Alex Poltorak: "We help companies to identify their perhaps most important assets, the IP assets, and these assets most likely are under-reported in their financial statements. Let's not forget that the intangible, intellectual property assets are the most underreported assets. This is a real problem, particularly for public companies. We help these companies to identify these intellectual property assets, to utilize them, to maximize their value and thereby maximize their value to shareholders. We help these companies to communicate this value to the shareholders, analysts, and the financial community at large. I think that the financial community has to remember that in today's business what is important for long term success of the company is not so much how much money they have, how much land or equipment or machinery they many own, but it is important how many patents they have, how many patents they file a year, a month, and how well these patents are cited by other patent applications. Recently there was an article by Baruch Lev, Professor at New York University, published in the Financial Analyst Journal, showing how the long term stock performance of a technology related company is in direct relationship with such parameters as how many patents they file a year, how many patents they have in their portfolio, particularly how well their patents are cited by other patents applications, etc. So what I would like to underscore is the tremendous importance that intellectual property in general, and patents in particular, play today in e-commerce and business in general."
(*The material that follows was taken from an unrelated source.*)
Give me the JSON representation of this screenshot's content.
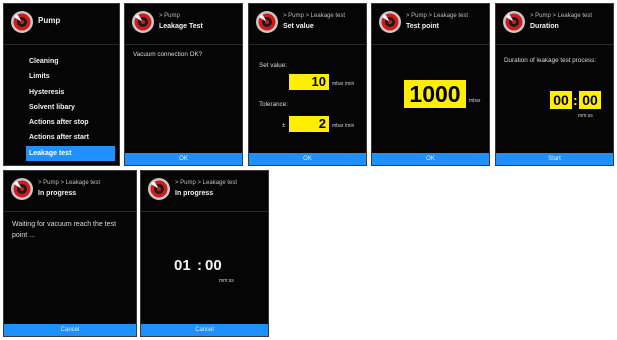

Sam Stone: "Let's have a web site address and perhaps a telephone number for contact for our audience, Alex."
Alex Poltorak: "Sure. Our web site is www.generalpatent.com, and our telephone number is (845) 368-4000."
Sam Stone: "Alexander Poltorak, I want to thank you very much for your time today. Alex is Chief Executive Officer of privately held General Patent Corporation. Once again Alex, I want to truly thank you for your time today."
Alex Poltorak: "It's a pleasure to be with you."
Sam Stone: "Covering America and the world's leading business concerns, this has been Sam Stone for Wall Street Reporter Magazine."